Lucy Berkman, an attorney at Lipsitz Green Scime Cambria, wrote a guest column that appeared in the December 26 issue of the Buffalo Law Journal. In “Put estate planning on the list for 2017”, Ms. Berkman outlines the different elements you may wish to have in place as part of your estate plan, such as Wills, Trusts, Powers of Attorney, and Health Care Proxies.
Read the full article on the Buffalo Law Journal website.
Last Will and Testament
When planning your estate, it is important to have a Last Will and Testament drawn up. Your Will allows you to specify how and to whom your assets should be distributed. A Will must be in writing and meet other criteria in order to be valid in New York State. Wills must also be admitted through Surrogate’s Court. If you are interested in updating your Will or having a Will drawn up, it is beneficial to assess what important life events have happened that may alter how you wish for your assets to be distributed. These events could include a wedding or a divorce in the family, or the birth of a new family member.

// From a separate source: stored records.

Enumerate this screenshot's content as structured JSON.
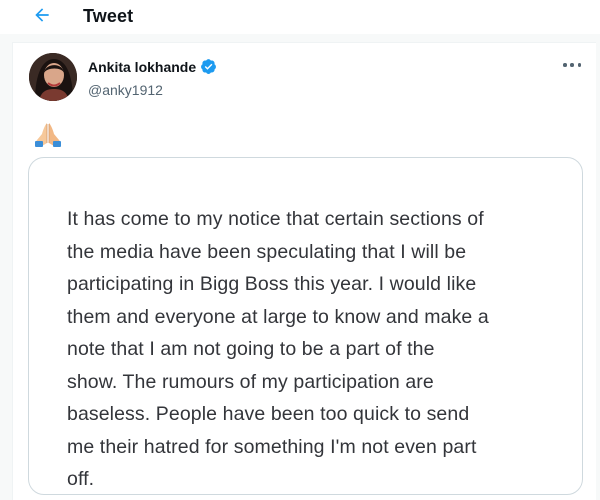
{
  "header": {
    "title": "Tweet",
    "back_icon": "arrow-left-icon"
  },
  "tweet": {
    "author": {
      "name": "Ankita lokhande",
      "handle": "@anky1912",
      "verified_icon": "verified-badge-icon"
    },
    "more_icon": "more-horizontal-icon",
    "text_emoji": "folded-hands-emoji",
    "media": {
      "text_lines": [
        "It has come to my notice that certain sections of",
        "the media have been speculating that I will be",
        "participating in Bigg Boss this year. I would like",
        "them and everyone at large to know and make a",
        "note that I am not going to be a part of the",
        "show. The rumours of my participation are",
        "baseless. People have been too quick to send",
        "me their hatred for something I'm not even part",
        "off."
      ]
    }
  },
  "colors": {
    "accent": "#1d9bf0",
    "text_primary": "#0f1419",
    "text_secondary": "#536471",
    "border": "#cfd9de"
  }
}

Ms. Berkman also recommends considering setting up a trust, which can be created while you are alive or upon your death if specified in your Will. When this happens, your assets are transferred into the trust and they will be managed by the trustee on behalf of a beneficiary whom you select. You may consider a trust if you are concerned about privacy regarding your assets, if you have beneficiaries in your Will who are minors or disabled, or if you own real property in another state.
Power of Attorney
If you are setting up an estate plan, you may also want to consider establishing a Power of Attorney. A Power of Attorney allows someone else, known as your “agent”, to act for you if you are ill and unable to manage your affairs. Your agent will be able to pay your bills and medical expenses, manage your accounts, and collect retirement benefits for you. They will only be able to take these actions while you are alive; upon your death, their power will be extinguished.
Health Care Proxy and Living Will
A Health Care Proxy is also an important option to consider, according to Ms. Berkman. A Health Care Proxy allows someone, known as your “proxy”, to make medical decisions for you should you become incapacitated. These decisions could include what types of medical treatments you receive and which doctors you should see. If necessary, your proxy can also go to court over the treatment you receive. If you have strong feelings about any of these issues, you may want to express those desires in a Living Will. This will allow you to communicate your medical preferences even if you are unable to express yourself verbally and are in a condition from which there is no hope of recovering.
About Lucy M. Berkman
Lucy M. Berkman is a member of Lipsitz Green Scime Cambria’s Estates, Wills, and Trusts department. She offers legal assistance to individuals, families, and corporations to help make the most of clients’ end-of-life wishes.
This article does not purport to give legal advice and is for informational purposes only.